Federal judge temporarily blocks Kentucky law prohibiting abortion after fetal heartbeat detected. The ACLU challenged the law, signed by Kentucky Governor Matt Bevin on Friday, March 15, in a lawsuit on behalf of EMW Women’s Surgical Center, Kentucky’s only licensed abortion clinic. Fetal heartbeats are usually detected around six weeks into pregnancy. About 90 percent of abortions in Kentucky are performed after six weeks into pregnancy, according to the ACLU. Judge David J. Hale of the Western District of Kentucky halted enforcement of the law until he could hold a hearing on its constitutionality. New York Times.
Massachusetts woman sues the Federal Bureau of Prisons over its policy prohibiting methadone treatment. Stephanie DiPierro of Everett, Mass., represented by the ACLU of Massachusetts, is scheduled to begin a yearlong sentence in federal prison next month. She is recovering from heroin addiction, and receives daily doses of methadone to control cravings and withdrawal symptoms. While the federal prison system uses methadone to detox new inmates who are dependent on opioids, it allows only pregnant inmates to take anti-craving medications for ongoing treatment.

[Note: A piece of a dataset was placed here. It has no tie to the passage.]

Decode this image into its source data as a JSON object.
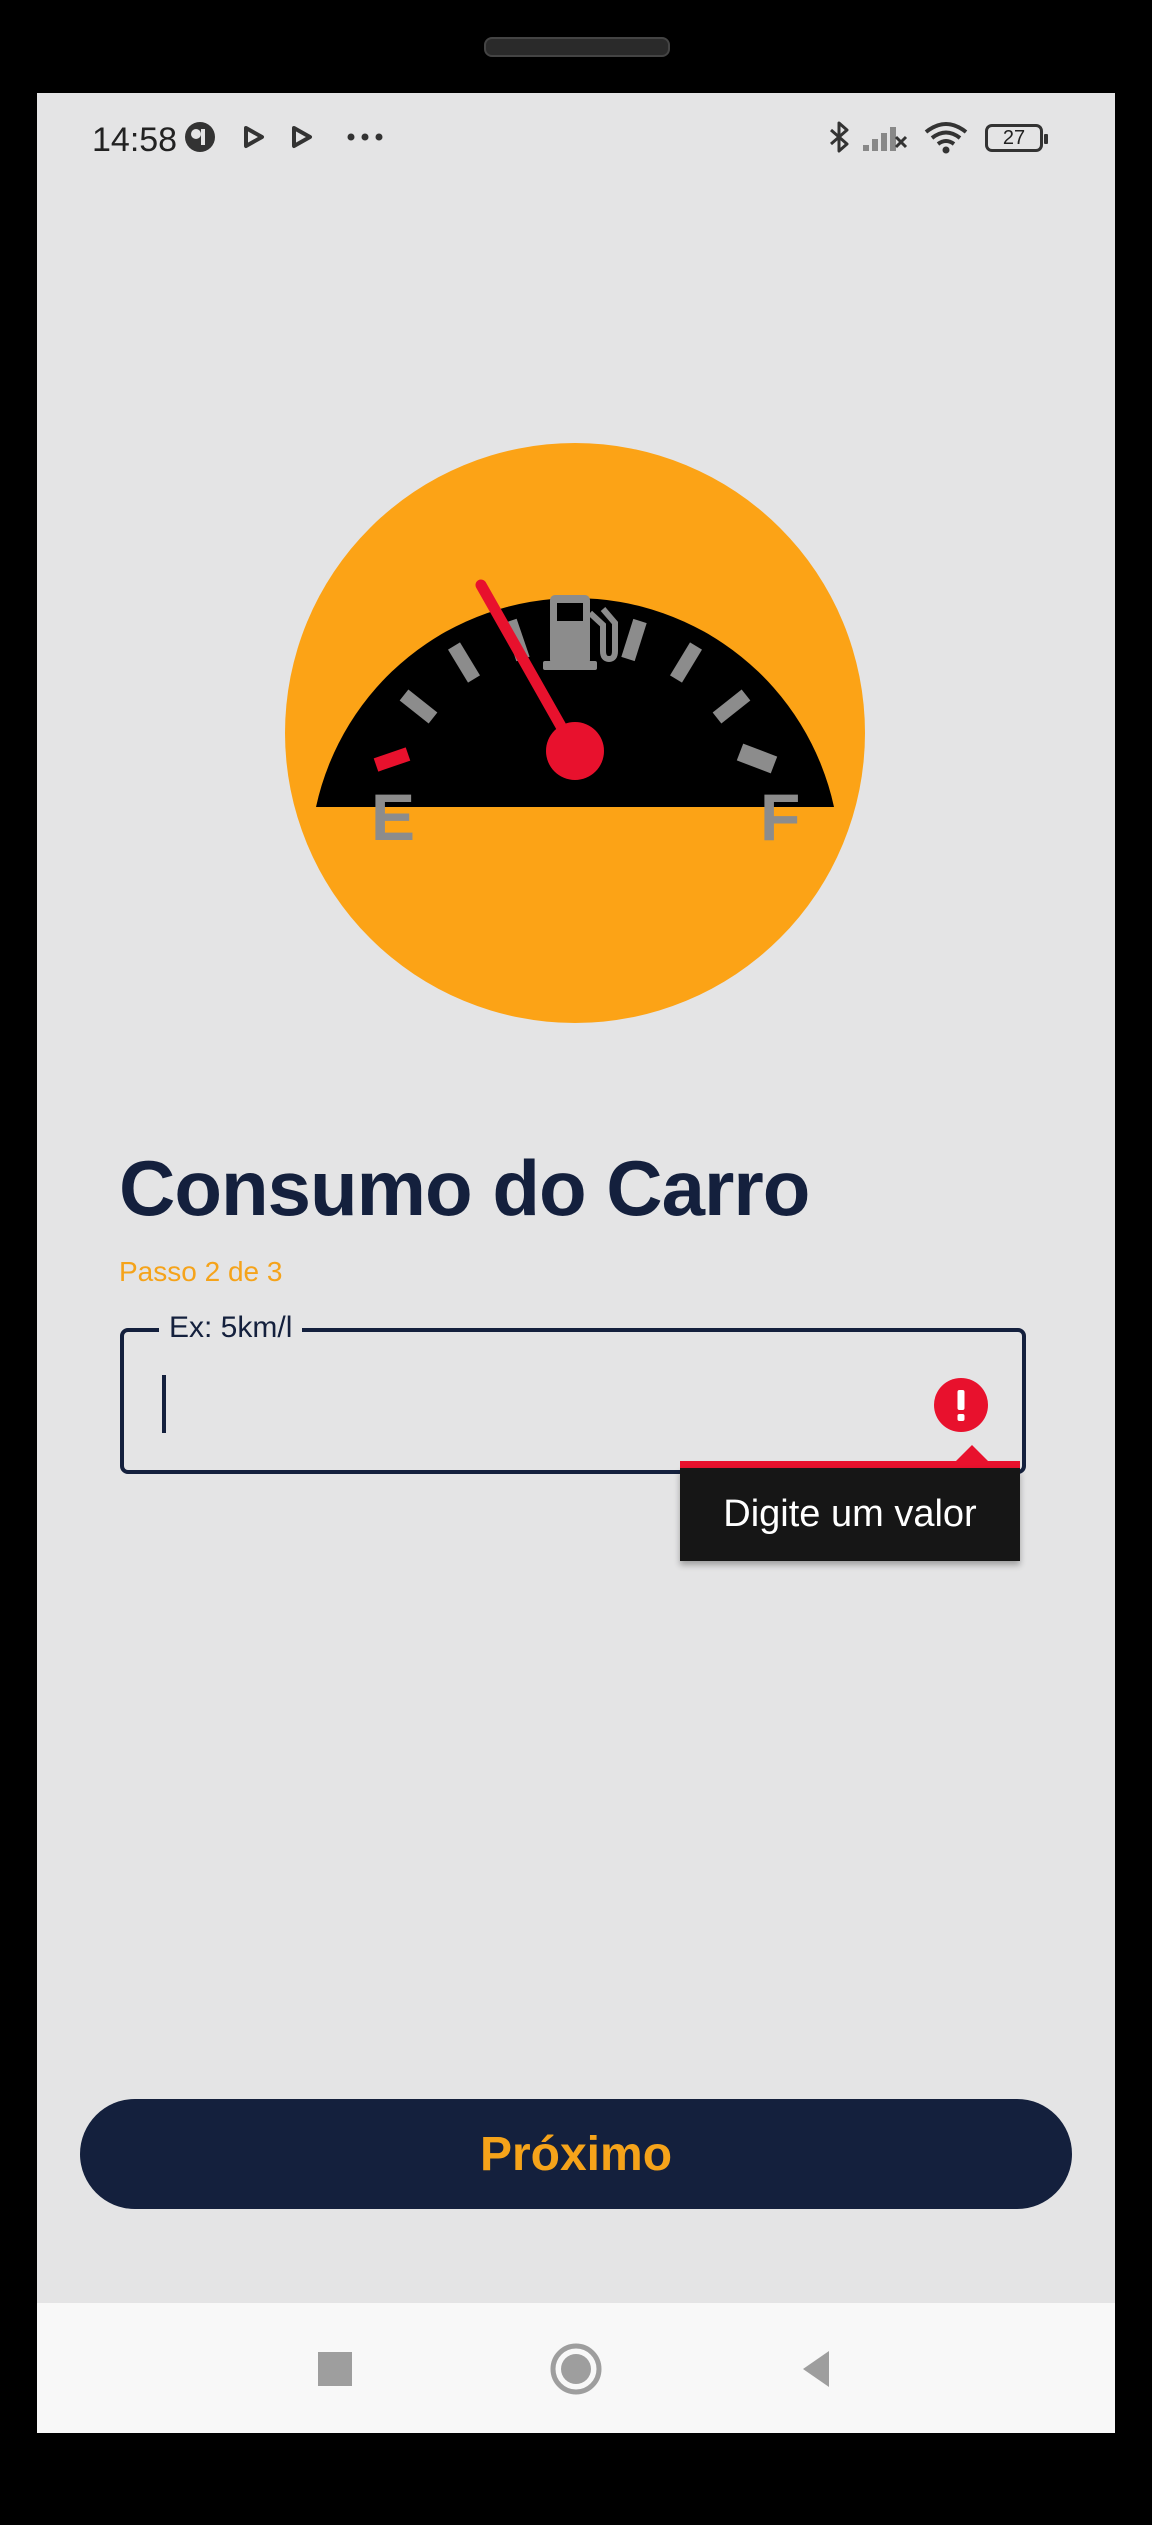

Approximately 40 percent of federal inmates have a substance abuse disorder, and newly released inmates, many of whom have lost their opioid tolerance while incarcerated, have been shown to be at especially high risk of overdosing. Ms. DiPierro brings her suit under the Eighth Amendment’s ban on cruel and unusual punishment and the Rehabilitation Act of 1973, which protects people with disabilities from discrimination by federal agencies. New York Times.
Southern Poverty Law Center fires co-founder Morris Dees. SPLC President Richard Cohen announced that Dees would be dismissed on Wednesday, March 13, but did not specify why. Dees co-founded the Montgomery-based SPLC in 1971 with civil rights attorney Julian Bond, and led the organization in successful efforts to redraw Alabama’s legislative districts, improve conditions for Kentucky cotton millworkers, and bankrupt the Ku Klux Klan. In an emailed statement, Cohen explained that “[a]s a civil rights organization, the SPLC is committed to ensuring that the conduct of our staff reflects the mission of the organization and the values we hope to instill in the world. When one of our own fails to meet those standards, no matter his or her role in the organization, we take it seriously and must take appropriate action.” Montgomery Advertiser.

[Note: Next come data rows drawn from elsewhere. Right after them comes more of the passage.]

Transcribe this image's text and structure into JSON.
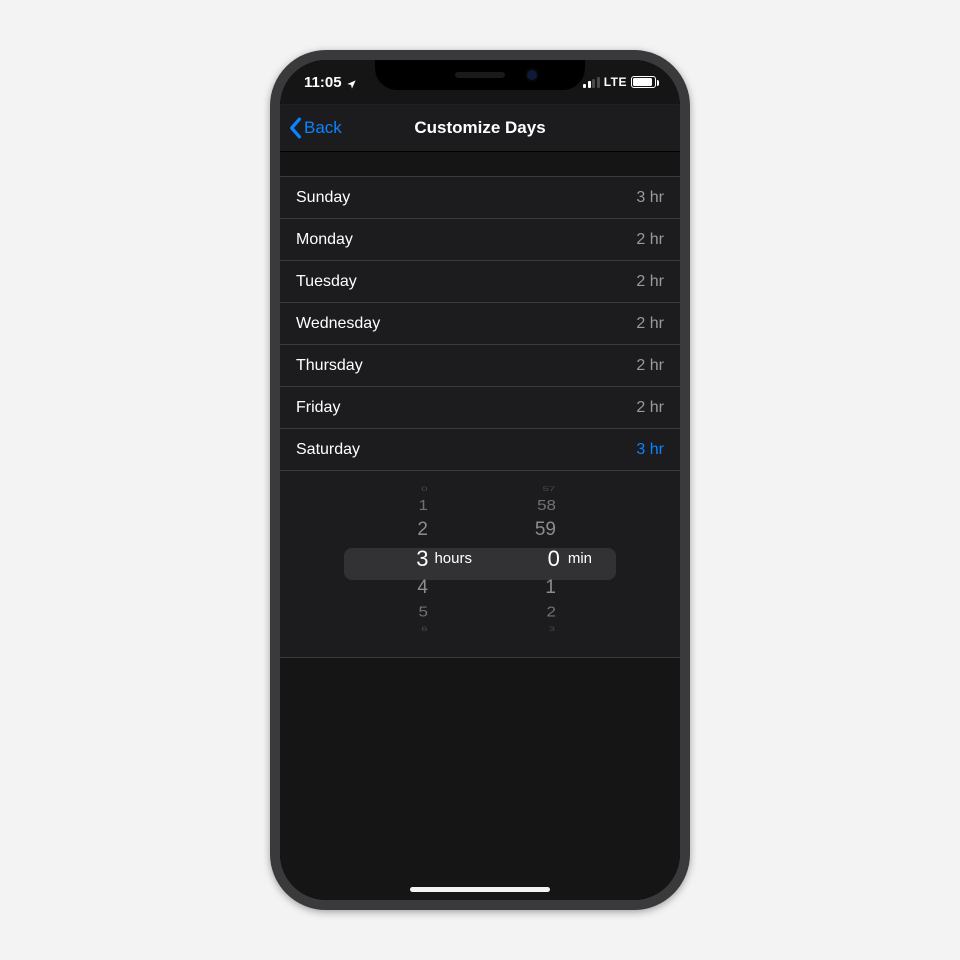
{
  "status": {
    "time": "11:05",
    "network": "LTE"
  },
  "nav": {
    "back": "Back",
    "title": "Customize Days"
  },
  "days": [
    {
      "name": "Sunday",
      "value": "3 hr"
    },
    {
      "name": "Monday",
      "value": "2 hr"
    },
    {
      "name": "Tuesday",
      "value": "2 hr"
    },
    {
      "name": "Wednesday",
      "value": "2 hr"
    },
    {
      "name": "Thursday",
      "value": "2 hr"
    },
    {
      "name": "Friday",
      "value": "2 hr"
    },
    {
      "name": "Saturday",
      "value": "3 hr"
    }
  ],
  "selected_day_index": 6,
  "picker": {
    "hours_unit": "hours",
    "min_unit": "min",
    "hours": {
      "far_above": "0",
      "above2": "1",
      "above1": "2",
      "selected": "3",
      "below1": "4",
      "below2": "5",
      "far_below": "6"
    },
    "minutes": {
      "far_above": "57",
      "above2": "58",
      "above1": "59",
      "selected": "0",
      "below1": "1",
      "below2": "2",
      "far_below": "3"
    }
  },
  "colors": {
    "accent": "#0a84ff"
  }
}
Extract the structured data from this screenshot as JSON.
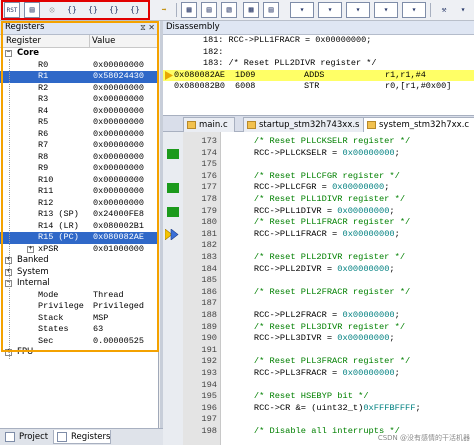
{
  "toolbar": {
    "buttons": [
      {
        "name": "reset-button",
        "label": "RST"
      },
      {
        "name": "run-button",
        "label": ""
      },
      {
        "name": "stop-button",
        "label": ""
      },
      {
        "name": "step-into-button",
        "label": "{}"
      },
      {
        "name": "step-over-button",
        "label": "{}"
      },
      {
        "name": "step-out-button",
        "label": "{}"
      },
      {
        "name": "run-to-cursor-button",
        "label": "{}"
      }
    ]
  },
  "registers": {
    "title": "Registers",
    "col_register": "Register",
    "col_value": "Value",
    "rows": [
      {
        "name": "Core",
        "value": "",
        "kind": "group",
        "toggle": "−"
      },
      {
        "name": "R0",
        "value": "0x00000000"
      },
      {
        "name": "R1",
        "value": "0x58024430",
        "selected": true
      },
      {
        "name": "R2",
        "value": "0x00000000"
      },
      {
        "name": "R3",
        "value": "0x00000000"
      },
      {
        "name": "R4",
        "value": "0x00000000"
      },
      {
        "name": "R5",
        "value": "0x00000000"
      },
      {
        "name": "R6",
        "value": "0x00000000"
      },
      {
        "name": "R7",
        "value": "0x00000000"
      },
      {
        "name": "R8",
        "value": "0x00000000"
      },
      {
        "name": "R9",
        "value": "0x00000000"
      },
      {
        "name": "R10",
        "value": "0x00000000"
      },
      {
        "name": "R11",
        "value": "0x00000000"
      },
      {
        "name": "R12",
        "value": "0x00000000"
      },
      {
        "name": "R13 (SP)",
        "value": "0x24000FE8"
      },
      {
        "name": "R14 (LR)",
        "value": "0x080002B1"
      },
      {
        "name": "R15 (PC)",
        "value": "0x080082AE",
        "selected": true
      },
      {
        "name": "xPSR",
        "value": "0x01000000",
        "toggle": "+"
      },
      {
        "name": "Banked",
        "value": "",
        "kind": "group",
        "toggle": "+"
      },
      {
        "name": "System",
        "value": "",
        "kind": "group",
        "toggle": "+"
      },
      {
        "name": "Internal",
        "value": "",
        "kind": "group",
        "toggle": "−"
      },
      {
        "name": "Mode",
        "value": "Thread"
      },
      {
        "name": "Privilege",
        "value": "Privileged"
      },
      {
        "name": "Stack",
        "value": "MSP"
      },
      {
        "name": "States",
        "value": "63"
      },
      {
        "name": "Sec",
        "value": "0.00000525"
      },
      {
        "name": "FPU",
        "value": "",
        "kind": "group",
        "toggle": "+"
      }
    ]
  },
  "bottom_tabs": [
    {
      "label": "Project"
    },
    {
      "label": "Registers"
    }
  ],
  "disassembly": {
    "title": "Disassembly",
    "lines": [
      {
        "text": "181:     RCC->PLL1FRACR = 0x00000000;"
      },
      {
        "text": "182:"
      },
      {
        "text": "183:     /* Reset PLL2DIVR register */"
      },
      {
        "addr": "0x080082AE",
        "op": "1D09",
        "mn": "ADDS",
        "args": "r1,r1,#4",
        "current": true
      },
      {
        "addr": "0x080082B0",
        "op": "6008",
        "mn": "STR",
        "args": "r0,[r1,#0x00]"
      }
    ]
  },
  "file_tabs": [
    {
      "label": "main.c"
    },
    {
      "label": "startup_stm32h743xx.s"
    },
    {
      "label": "system_stm32h7xx.c",
      "active": true
    }
  ],
  "editor": {
    "lines": [
      {
        "n": "173",
        "code": "    /* Reset PLLCKSELR register */",
        "cls": "c-cm"
      },
      {
        "n": "174",
        "code": "    RCC->PLLCKSELR = 0x00000000;",
        "mark": true
      },
      {
        "n": "175",
        "code": ""
      },
      {
        "n": "176",
        "code": "    /* Reset PLLCFGR register */",
        "cls": "c-cm"
      },
      {
        "n": "177",
        "code": "    RCC->PLLCFGR = 0x00000000;",
        "mark": true
      },
      {
        "n": "178",
        "code": "    /* Reset PLL1DIVR register */",
        "cls": "c-cm"
      },
      {
        "n": "179",
        "code": "    RCC->PLL1DIVR = 0x00000000;",
        "mark": true
      },
      {
        "n": "180",
        "code": "    /* Reset PLL1FRACR register */",
        "cls": "c-cm"
      },
      {
        "n": "181",
        "code": "    RCC->PLL1FRACR = 0x00000000;",
        "pc": true
      },
      {
        "n": "182",
        "code": ""
      },
      {
        "n": "183",
        "code": "    /* Reset PLL2DIVR register */",
        "cls": "c-cm"
      },
      {
        "n": "184",
        "code": "    RCC->PLL2DIVR = 0x00000000;"
      },
      {
        "n": "185",
        "code": ""
      },
      {
        "n": "186",
        "code": "    /* Reset PLL2FRACR register */",
        "cls": "c-cm"
      },
      {
        "n": "187",
        "code": ""
      },
      {
        "n": "188",
        "code": "    RCC->PLL2FRACR = 0x00000000;"
      },
      {
        "n": "189",
        "code": "    /* Reset PLL3DIVR register */",
        "cls": "c-cm"
      },
      {
        "n": "190",
        "code": "    RCC->PLL3DIVR = 0x00000000;"
      },
      {
        "n": "191",
        "code": ""
      },
      {
        "n": "192",
        "code": "    /* Reset PLL3FRACR register */",
        "cls": "c-cm"
      },
      {
        "n": "193",
        "code": "    RCC->PLL3FRACR = 0x00000000;"
      },
      {
        "n": "194",
        "code": ""
      },
      {
        "n": "195",
        "code": "    /* Reset HSEBYP bit */",
        "cls": "c-cm"
      },
      {
        "n": "196",
        "code": "    RCC->CR &= (uint32_t)0xFFFBFFFF;"
      },
      {
        "n": "197",
        "code": ""
      },
      {
        "n": "198",
        "code": "    /* Disable all interrupts */",
        "cls": "c-cm"
      }
    ]
  },
  "watermark": "CSDN @没有感情的干活机器"
}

Senator Bernie Sanders’ 2020 campaign staff vote to unionize. The campaign voluntarily recognized the union once a majority of the staff’s bargaining unit employees signed union cards designating the United Food and Commercial Workers Local 400 to represent them. Sanders’ 2020 campaign is the first major-party presidential campaign to have a unionized workforce. Politico.
College admissions scandal threatens protections for students with disabilities. On Tuesday, March 12, federal prosecutors charged 50 people with taking part in a scheme to purchase admission to prestigious American universities. Prosecutors allege that participants in the scheme had their children purport to have learning disabilities in order to receive extra time on standardized tests. Students with disabilities and disability rights advocates fear that the scandal will threaten existing protections for students with disabilities. WABE.